Peak flow meter
What is a peak flow meter?
A peak flow meter is a device that measures how well air moves out of the lungs. Many different types of meters are available.
A peak flow meter is used to check your child's asthma, as a thermometer is used to check a temperature. During an asthma episode the airways in the lungs become narrow and the peak flow number may be low, showing that air is not moving easily through the lungs.
Using a peak flow meter can also help you and your child's doctor:
- decide if the Asthma Action Plan is working well
- decide when to add or stop medicine
- decide when to seek emergency care
How should my child use a peak flow meter?
Be sure your child tries to do his or her best every time. The reading you see on the meter depends on your child's effort.
To use a peak flow meter your child should follow these steps:
- Place the marker at the bottom of the scale.
- Stand up or sit up.
- Take a deep breath.
- Put the meter in the mouth and close the lips around the mouthpiece. Do not put the tongue inside the hole. Do not cover the hole on the back end of the peak
flow meter when holding it.
- Blow out as hard and as fast as possible. Don't cough or huff into the peak flow meter, as this will give a false reading.
- Write down the number from the meter.
- Repeat steps 1 through 6 two more times.
- Write the best (highest) of the 3 numbers in your child's peak flow diary every day, or as instructed by the doctor.
What should my child's peak flow number be?
Your child's number can be determined from predicted normal peak flow values for people of the same age and height. See the chart at the end of this sheet for average peak flows for healthy children and teenagers.
Your health care professional can also determine your child's peak flow number based on a personal baseline. In this case your doctor will work with you to determine the peak flow numbers.
How does the peak flow zone system work?
Once you know your child's predicted peak flow number, the doctor can use it to help put together an Asthma Action Plan. (See Asthma Action Plan.) The peak flow numbers on the Asthma Action Plan are set up like a traffic light. This will help you know what to do when your child's peak flow number changes.
Green Zone (80 to 100 percent of your child's predicted number) signals all clear. Your child is able to do usual activities and sleep without asthma symptoms such as cough, wheeze, shortness of breath, or chest tightness. Follow the Green Zone plan.
Yellow Zone (50 to 80 percent of your child's predicted number) signals caution. Your child has warning signs of an asthma episode that may include cough, wheeze, shortness of breath, chest tightness, or runny nose. Your child may have trouble sleeping through the night. Follow the Yellow Zone plan.

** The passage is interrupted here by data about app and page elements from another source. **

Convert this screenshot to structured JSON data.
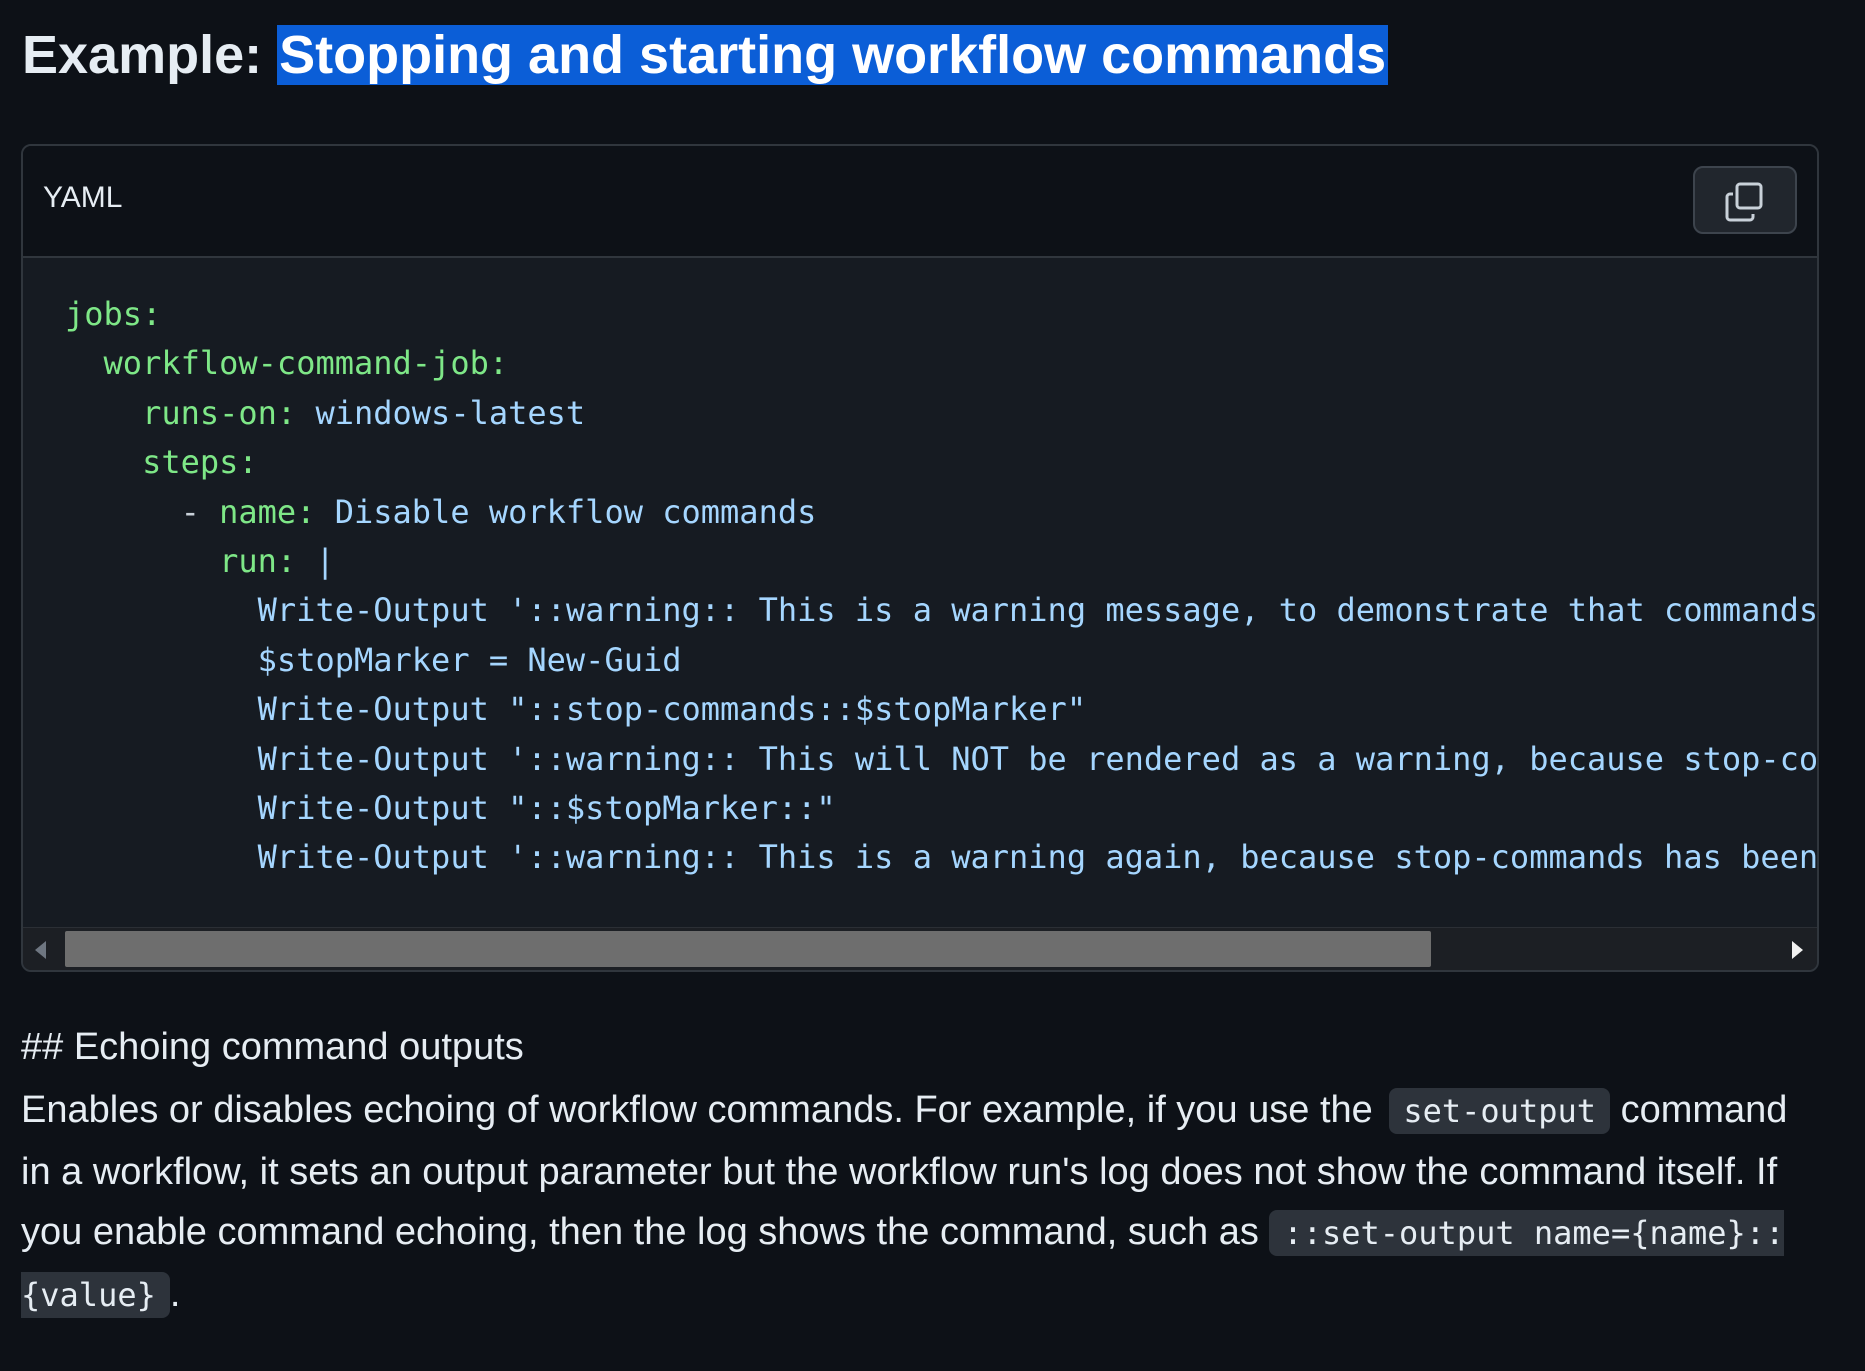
{
  "heading": {
    "prefix": "Example: ",
    "selected_text": "Stopping and starting workflow commands"
  },
  "code_block": {
    "language": "YAML",
    "copy_icon": "copy-icon",
    "lines": [
      {
        "indent": "",
        "key": "jobs:",
        "value": ""
      },
      {
        "indent": "  ",
        "key": "workflow-command-job:",
        "value": ""
      },
      {
        "indent": "    ",
        "key": "runs-on:",
        "value": " windows-latest"
      },
      {
        "indent": "    ",
        "key": "steps:",
        "value": ""
      },
      {
        "indent": "      - ",
        "key": "name:",
        "value": " Disable workflow commands"
      },
      {
        "indent": "        ",
        "key": "run:",
        "value": " |"
      },
      {
        "indent": "          ",
        "key": "",
        "value": "Write-Output '::warning:: This is a warning message, to demonstrate that commands ar"
      },
      {
        "indent": "          ",
        "key": "",
        "value": "$stopMarker = New-Guid"
      },
      {
        "indent": "          ",
        "key": "",
        "value": "Write-Output \"::stop-commands::$stopMarker\""
      },
      {
        "indent": "          ",
        "key": "",
        "value": "Write-Output '::warning:: This will NOT be rendered as a warning, because stop-comma"
      },
      {
        "indent": "          ",
        "key": "",
        "value": "Write-Output \"::$stopMarker::\""
      },
      {
        "indent": "          ",
        "key": "",
        "value": "Write-Output '::warning:: This is a warning again, because stop-commands has been tu"
      }
    ],
    "horizontal_scroll": 0.0
  },
  "section": {
    "title": "## Echoing command outputs"
  },
  "paragraph": {
    "text1": "Enables or disables echoing of workflow commands. For example, if you use the",
    "code1": "set-output",
    "text2": "command in a workflow, it sets an output parameter but the workflow run's log does not show the command itself. If you enable command echoing, then the log shows the command, such as",
    "code2a": "::set-",
    "code2b": "output name={name}::{value}",
    "text3": "."
  },
  "colors": {
    "background": "#0d1117",
    "code_background": "#161b22",
    "yaml_key": "#7ee787",
    "yaml_value": "#a5d6ff",
    "selection": "#0b5ed7"
  }
}
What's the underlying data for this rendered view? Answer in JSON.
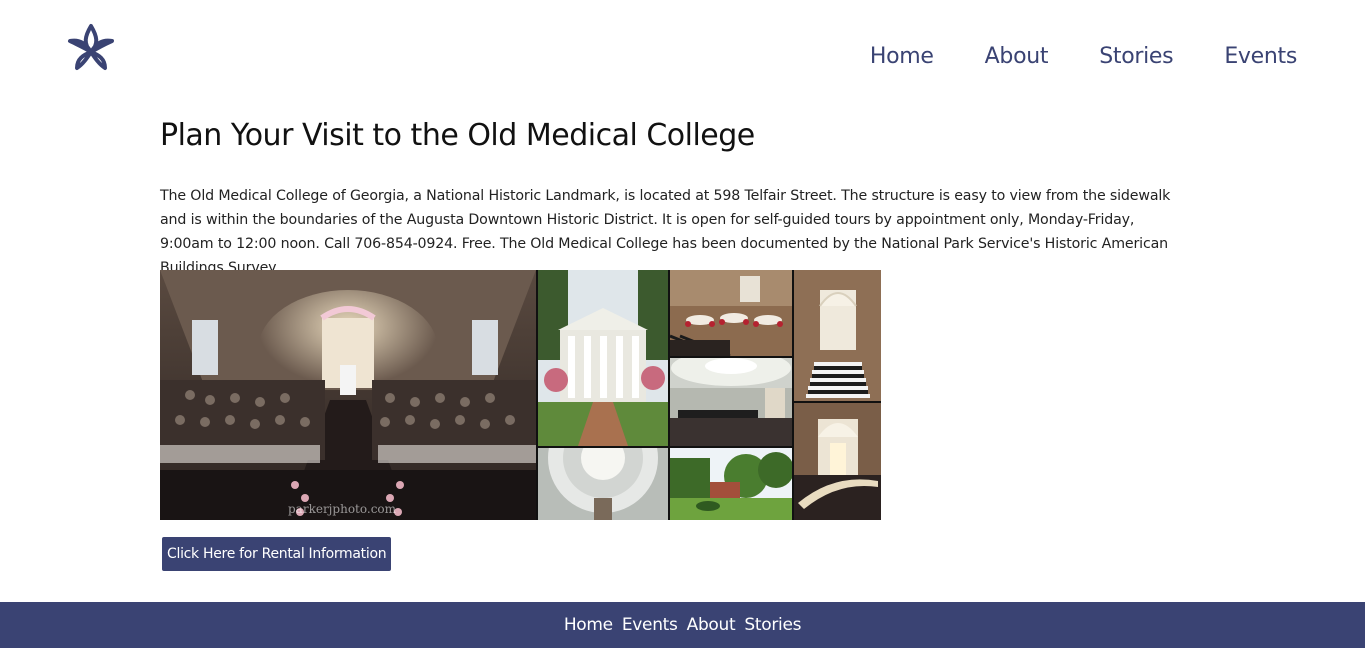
{
  "header": {
    "logo_icon": "star-knot-icon",
    "nav": [
      {
        "label": "Home"
      },
      {
        "label": "About"
      },
      {
        "label": "Stories"
      },
      {
        "label": "Events"
      }
    ]
  },
  "main": {
    "title": "Plan Your Visit to the Old Medical College",
    "description": "The Old Medical College of Georgia, a National Historic Landmark, is located at 598 Telfair Street. The structure is easy to view from the sidewalk and is within the boundaries of the Augusta Downtown Historic District. It is open for self-guided tours by appointment only, Monday-Friday, 9:00am to 12:00 noon. Call 706-854-0924. Free. The Old Medical College has been documented by the National Park Service's Historic American Buildings Survey.",
    "gallery_watermark": "parkerjphoto.com",
    "rental_button": "Click Here for Rental Information"
  },
  "footer": {
    "nav": [
      {
        "label": "Home"
      },
      {
        "label": "Events"
      },
      {
        "label": "About"
      },
      {
        "label": "Stories"
      }
    ]
  },
  "colors": {
    "brand": "#3a4373",
    "background": "#ffffff",
    "text": "#1a1a1a"
  }
}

Red Zone (less than 50 percent of your child's predicted number) signals an emergency. Your child may have signs of difficult breathing, retractions (skin sucking in with each breath), trouble walking or talking, or the medicines may not be working. Follow the Red Zone plan.
When should I call the clinic?
- Your child is in the Yellow Zone for more than 12 to 24 hours.
- Symptoms are getting worse.
- Your child is in the Red Zone.
When should I call 911?
- Your child is having trouble walking or talking.
- Your child's fingernails or lips are blue or gray.
- You are worried about how your child will get through the next 30 minutes.
- Your child stops breathing.
This is not specific to your child but provides general information. If you have any questions, please call the clinic.
Average peak flow rate for healthy children and teenagers
All tables are averages based on tests with a large number of people, and should be used as a guide only. Peak flows vary with the type of meter used.
|Height in inches||Average peak flow||
of average peak flow
less than 50%
of average peak flow
|43||147||74 - 118||< 74|
|44||160||80 - 128||< 80|
|45||173||87 - 139||< 87|
|46||187||94 - 150||< 94|
|47||200||100 - 160||< 100|
|48||214||107 - 171||< 107|
|49||227||114 - 182||< 114|
|50||240||120 - 192||< 120|
|51||254||127 - 203||< 127|
|52||267||134 - 214||< 134|
|53||280||140 - 224||< 140|
|54||293||147 - 234||< 147|
|55||307||154 - 246||< 154|
|56||320||160 - 256||< 160|
|57||334||167 - 267||< 167|
|58||347||174 - 278||< 174|
|59||360||180 - 288||< 180|
|60||373||187 - 298||< 187|
|61||387||194 - 310||< 194|
|62||400||200 - 320||< 200|
|63||413||207 - 330||< 207|
|64||427||214 - 342||< 214|
|65||440||220 - 352||< 220|
|66||454||227 - 363||< 227|
Source: Polgar, G. and Promadht, V.: Pulmonary Function Testing in Children: Techniques and Standards, Philadelphia, WB Saunders Company, 1979.
Children's Hospitals and Clinics of Minnesota
ast reviewed 8/2015 © Copyright
This page is not specific to your child, but provides general information on the topic above. If you have any questions, please call your clinic. For more reading material about this and other health topics, please call or visit Children's Minnesota Family Resource Center library, or visit www.childrensmn.org/educationmaterials.
© 2021 Children's Minnesota